## [Input data]
__________

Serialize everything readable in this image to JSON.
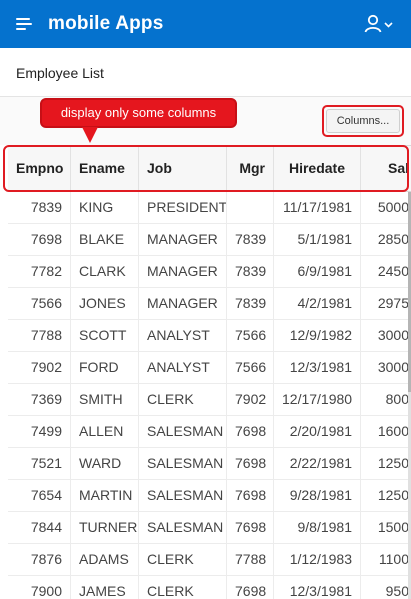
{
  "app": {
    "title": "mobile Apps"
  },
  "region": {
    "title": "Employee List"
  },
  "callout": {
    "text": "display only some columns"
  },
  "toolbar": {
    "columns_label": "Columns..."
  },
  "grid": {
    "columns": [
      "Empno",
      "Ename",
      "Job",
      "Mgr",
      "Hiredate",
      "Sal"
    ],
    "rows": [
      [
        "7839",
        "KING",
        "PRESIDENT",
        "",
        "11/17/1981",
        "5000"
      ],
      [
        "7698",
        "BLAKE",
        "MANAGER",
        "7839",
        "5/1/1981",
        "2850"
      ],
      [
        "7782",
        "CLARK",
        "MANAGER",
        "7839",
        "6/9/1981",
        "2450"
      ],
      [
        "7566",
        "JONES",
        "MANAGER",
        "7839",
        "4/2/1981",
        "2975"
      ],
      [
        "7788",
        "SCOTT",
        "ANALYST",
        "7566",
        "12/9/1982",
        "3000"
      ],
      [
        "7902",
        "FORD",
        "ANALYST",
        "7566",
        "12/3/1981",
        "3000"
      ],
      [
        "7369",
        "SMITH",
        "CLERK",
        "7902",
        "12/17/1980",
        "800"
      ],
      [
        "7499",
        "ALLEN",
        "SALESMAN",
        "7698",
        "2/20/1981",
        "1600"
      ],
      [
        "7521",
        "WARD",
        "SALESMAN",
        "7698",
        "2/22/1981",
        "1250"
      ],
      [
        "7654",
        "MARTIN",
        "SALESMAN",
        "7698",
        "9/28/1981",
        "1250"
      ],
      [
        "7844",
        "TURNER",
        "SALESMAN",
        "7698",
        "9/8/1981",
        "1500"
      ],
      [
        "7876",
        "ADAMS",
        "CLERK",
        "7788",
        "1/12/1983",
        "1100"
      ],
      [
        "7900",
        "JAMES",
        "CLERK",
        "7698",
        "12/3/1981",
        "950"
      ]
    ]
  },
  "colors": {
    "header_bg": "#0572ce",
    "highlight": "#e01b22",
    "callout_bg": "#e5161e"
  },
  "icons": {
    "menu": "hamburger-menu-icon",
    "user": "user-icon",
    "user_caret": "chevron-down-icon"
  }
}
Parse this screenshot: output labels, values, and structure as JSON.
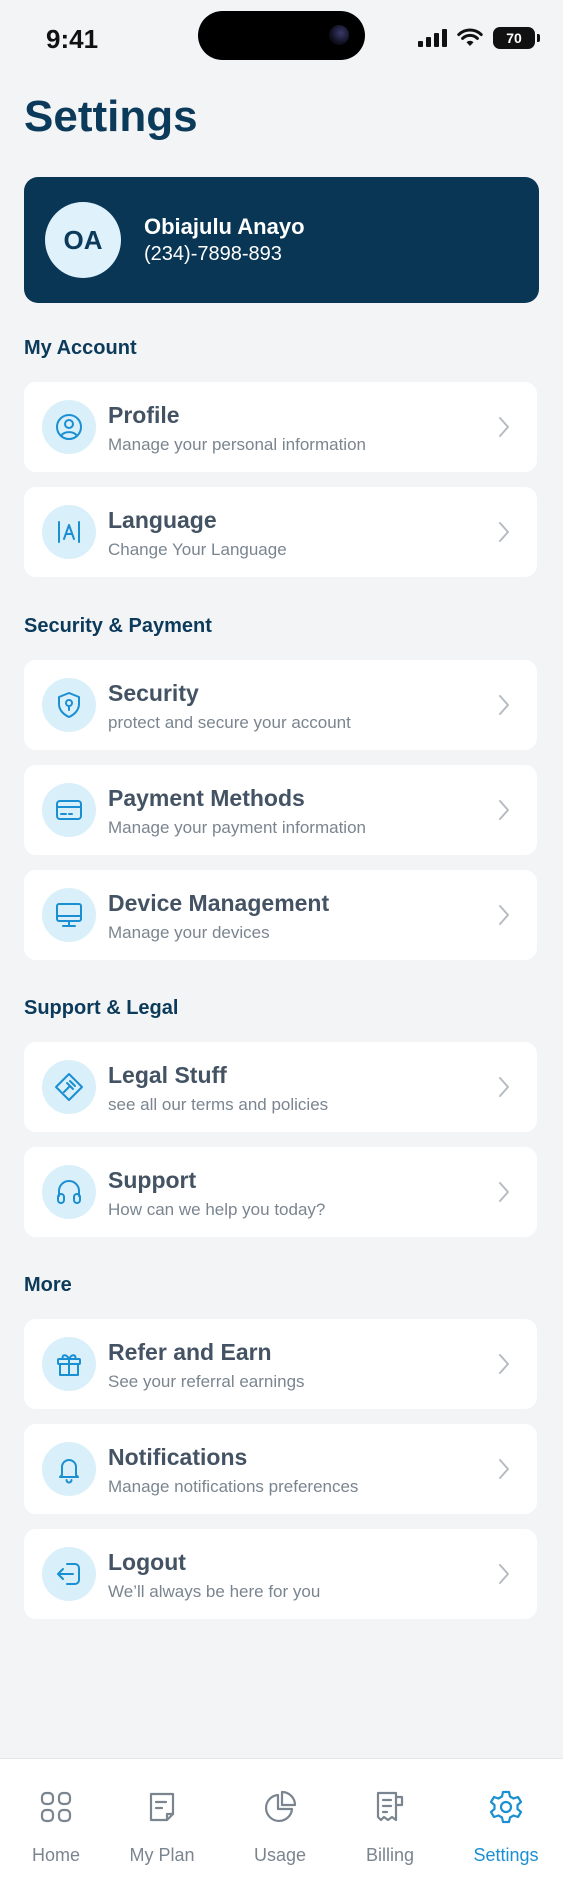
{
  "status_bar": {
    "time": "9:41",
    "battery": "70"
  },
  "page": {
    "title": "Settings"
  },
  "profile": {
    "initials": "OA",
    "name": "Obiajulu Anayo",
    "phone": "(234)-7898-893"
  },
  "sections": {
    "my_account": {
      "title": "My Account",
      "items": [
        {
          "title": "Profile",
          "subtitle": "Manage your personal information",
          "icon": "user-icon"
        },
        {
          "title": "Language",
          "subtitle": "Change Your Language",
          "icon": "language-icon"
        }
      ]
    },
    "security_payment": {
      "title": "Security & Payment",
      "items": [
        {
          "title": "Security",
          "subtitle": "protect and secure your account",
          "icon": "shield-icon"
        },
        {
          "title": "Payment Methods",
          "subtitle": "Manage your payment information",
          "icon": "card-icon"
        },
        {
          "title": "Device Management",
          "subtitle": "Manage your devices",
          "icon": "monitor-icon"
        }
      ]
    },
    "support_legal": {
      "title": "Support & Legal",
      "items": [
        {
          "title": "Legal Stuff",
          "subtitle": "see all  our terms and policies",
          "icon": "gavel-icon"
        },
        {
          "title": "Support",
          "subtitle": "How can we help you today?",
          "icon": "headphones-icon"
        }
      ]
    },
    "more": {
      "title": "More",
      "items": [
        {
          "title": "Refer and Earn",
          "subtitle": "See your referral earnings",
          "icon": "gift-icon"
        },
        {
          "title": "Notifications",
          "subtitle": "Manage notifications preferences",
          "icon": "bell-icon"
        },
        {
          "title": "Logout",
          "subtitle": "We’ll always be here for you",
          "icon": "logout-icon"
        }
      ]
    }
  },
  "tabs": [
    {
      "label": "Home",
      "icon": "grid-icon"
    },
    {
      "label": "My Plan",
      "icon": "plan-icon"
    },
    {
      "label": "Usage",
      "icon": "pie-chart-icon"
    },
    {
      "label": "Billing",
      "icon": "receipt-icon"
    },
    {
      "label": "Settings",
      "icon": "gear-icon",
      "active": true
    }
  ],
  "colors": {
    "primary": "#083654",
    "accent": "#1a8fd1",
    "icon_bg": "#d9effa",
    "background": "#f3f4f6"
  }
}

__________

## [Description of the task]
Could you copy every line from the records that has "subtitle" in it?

## [Answer area]
          "subtitle": "Manage your personal information",
          "subtitle": "Change Your Language",
          "subtitle": "protect and secure your account",
          "subtitle": "Manage your payment information",
          "subtitle": "Manage your devices",
          "subtitle": "see all  our terms and policies",
          "subtitle": "How can we help you today?",
          "subtitle": "See your referral earnings",
          "subtitle": "Manage notifications preferences",
          "subtitle": "We’ll always be here for you",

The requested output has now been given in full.